Directions for this task. Please output the listing exactly as it stands, but omit any images.

Data in this exercise.
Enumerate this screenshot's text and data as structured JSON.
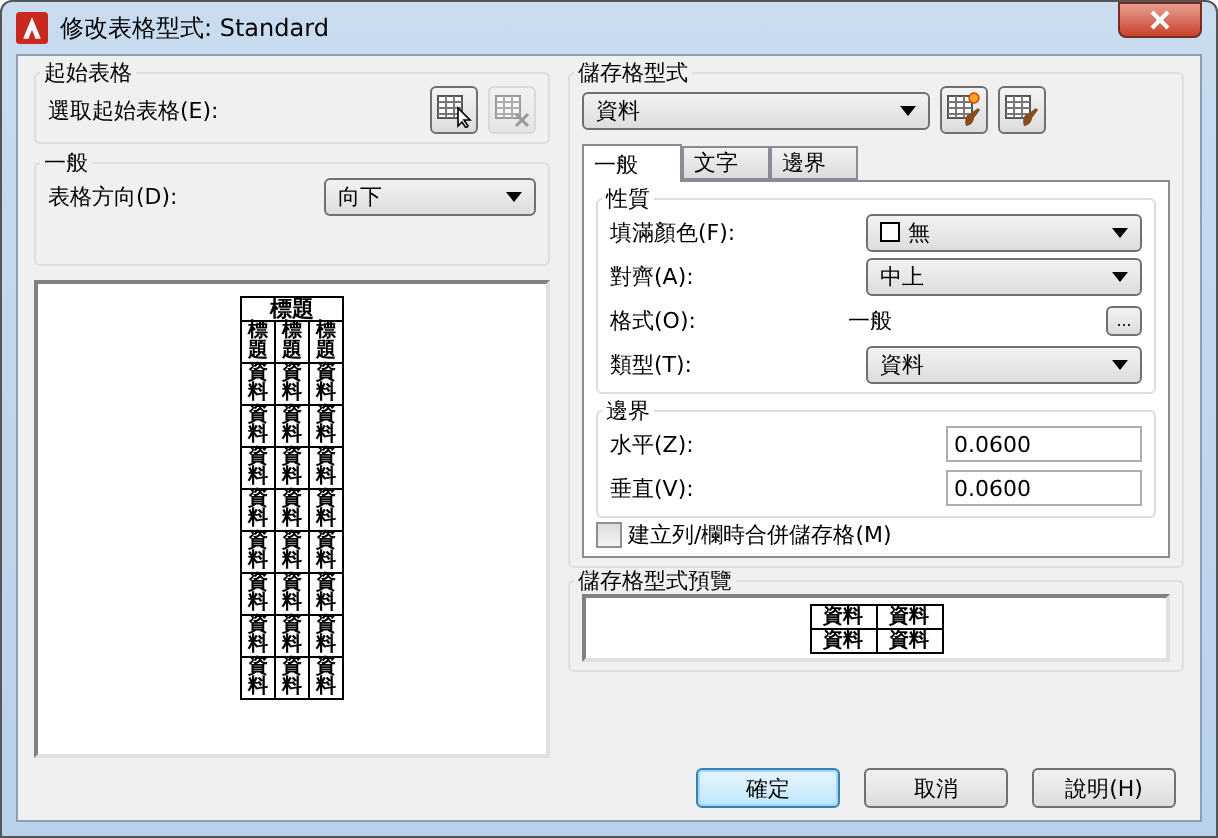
{
  "window": {
    "title": "修改表格型式: Standard"
  },
  "starting_table": {
    "title": "起始表格",
    "label": "選取起始表格(E):",
    "buttons": [
      {
        "kind": "select",
        "disabled": false
      },
      {
        "kind": "remove",
        "disabled": true
      }
    ]
  },
  "general": {
    "title": "一般",
    "label": "表格方向(D):",
    "value": "向下"
  },
  "table_preview": {
    "title": "標題",
    "header_row": [
      "標題",
      "標題",
      "標題"
    ],
    "rows": [
      [
        "資料",
        "資料",
        "資料"
      ],
      [
        "資料",
        "資料",
        "資料"
      ],
      [
        "資料",
        "資料",
        "資料"
      ],
      [
        "資料",
        "資料",
        "資料"
      ],
      [
        "資料",
        "資料",
        "資料"
      ],
      [
        "資料",
        "資料",
        "資料"
      ],
      [
        "資料",
        "資料",
        "資料"
      ],
      [
        "資料",
        "資料",
        "資料"
      ]
    ]
  },
  "cell_styles": {
    "title": "儲存格型式",
    "value": "資料"
  },
  "tabs": [
    {
      "label": "一般",
      "selected": true
    },
    {
      "label": "文字",
      "selected": false
    },
    {
      "label": "邊界",
      "selected": false
    }
  ],
  "properties": {
    "title": "性質",
    "fields": [
      {
        "kind": "color-dropdown",
        "label": "填滿顏色(F):",
        "value": "無"
      },
      {
        "kind": "dropdown",
        "label": "對齊(A):",
        "value": "中上"
      },
      {
        "kind": "browse",
        "label": "格式(O):",
        "value": "一般",
        "button": "..."
      },
      {
        "kind": "dropdown",
        "label": "類型(T):",
        "value": "資料"
      }
    ]
  },
  "margins": {
    "title": "邊界",
    "fields": [
      {
        "label": "水平(Z):",
        "value": "0.0600"
      },
      {
        "label": "垂直(V):",
        "value": "0.0600"
      }
    ]
  },
  "merge_checkbox": {
    "label": "建立列/欄時合併儲存格(M)",
    "checked": false
  },
  "cell_style_preview": {
    "title": "儲存格型式預覽",
    "rows": [
      [
        "資料",
        "資料"
      ],
      [
        "資料",
        "資料"
      ]
    ]
  },
  "buttons": [
    {
      "label": "確定",
      "default": true
    },
    {
      "label": "取消",
      "default": false
    },
    {
      "label": "說明(H)",
      "default": false
    }
  ]
}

Result.
Enumerate this screenshot's text and data as structured JSON.
{
  "window": {
    "title": "修改表格型式: Standard"
  },
  "starting_table": {
    "title": "起始表格",
    "label": "選取起始表格(E):",
    "buttons": [
      {
        "kind": "select",
        "disabled": false
      },
      {
        "kind": "remove",
        "disabled": true
      }
    ]
  },
  "general": {
    "title": "一般",
    "label": "表格方向(D):",
    "value": "向下"
  },
  "table_preview": {
    "title": "標題",
    "header_row": [
      "標題",
      "標題",
      "標題"
    ],
    "rows": [
      [
        "資料",
        "資料",
        "資料"
      ],
      [
        "資料",
        "資料",
        "資料"
      ],
      [
        "資料",
        "資料",
        "資料"
      ],
      [
        "資料",
        "資料",
        "資料"
      ],
      [
        "資料",
        "資料",
        "資料"
      ],
      [
        "資料",
        "資料",
        "資料"
      ],
      [
        "資料",
        "資料",
        "資料"
      ],
      [
        "資料",
        "資料",
        "資料"
      ]
    ]
  },
  "cell_styles": {
    "title": "儲存格型式",
    "value": "資料"
  },
  "tabs": [
    {
      "label": "一般",
      "selected": true
    },
    {
      "label": "文字",
      "selected": false
    },
    {
      "label": "邊界",
      "selected": false
    }
  ],
  "properties": {
    "title": "性質",
    "fields": [
      {
        "kind": "color-dropdown",
        "label": "填滿顏色(F):",
        "value": "無"
      },
      {
        "kind": "dropdown",
        "label": "對齊(A):",
        "value": "中上"
      },
      {
        "kind": "browse",
        "label": "格式(O):",
        "value": "一般",
        "button": "..."
      },
      {
        "kind": "dropdown",
        "label": "類型(T):",
        "value": "資料"
      }
    ]
  },
  "margins": {
    "title": "邊界",
    "fields": [
      {
        "label": "水平(Z):",
        "value": "0.0600"
      },
      {
        "label": "垂直(V):",
        "value": "0.0600"
      }
    ]
  },
  "merge_checkbox": {
    "label": "建立列/欄時合併儲存格(M)",
    "checked": false
  },
  "cell_style_preview": {
    "title": "儲存格型式預覽",
    "rows": [
      [
        "資料",
        "資料"
      ],
      [
        "資料",
        "資料"
      ]
    ]
  },
  "buttons": [
    {
      "label": "確定",
      "default": true
    },
    {
      "label": "取消",
      "default": false
    },
    {
      "label": "說明(H)",
      "default": false
    }
  ]
}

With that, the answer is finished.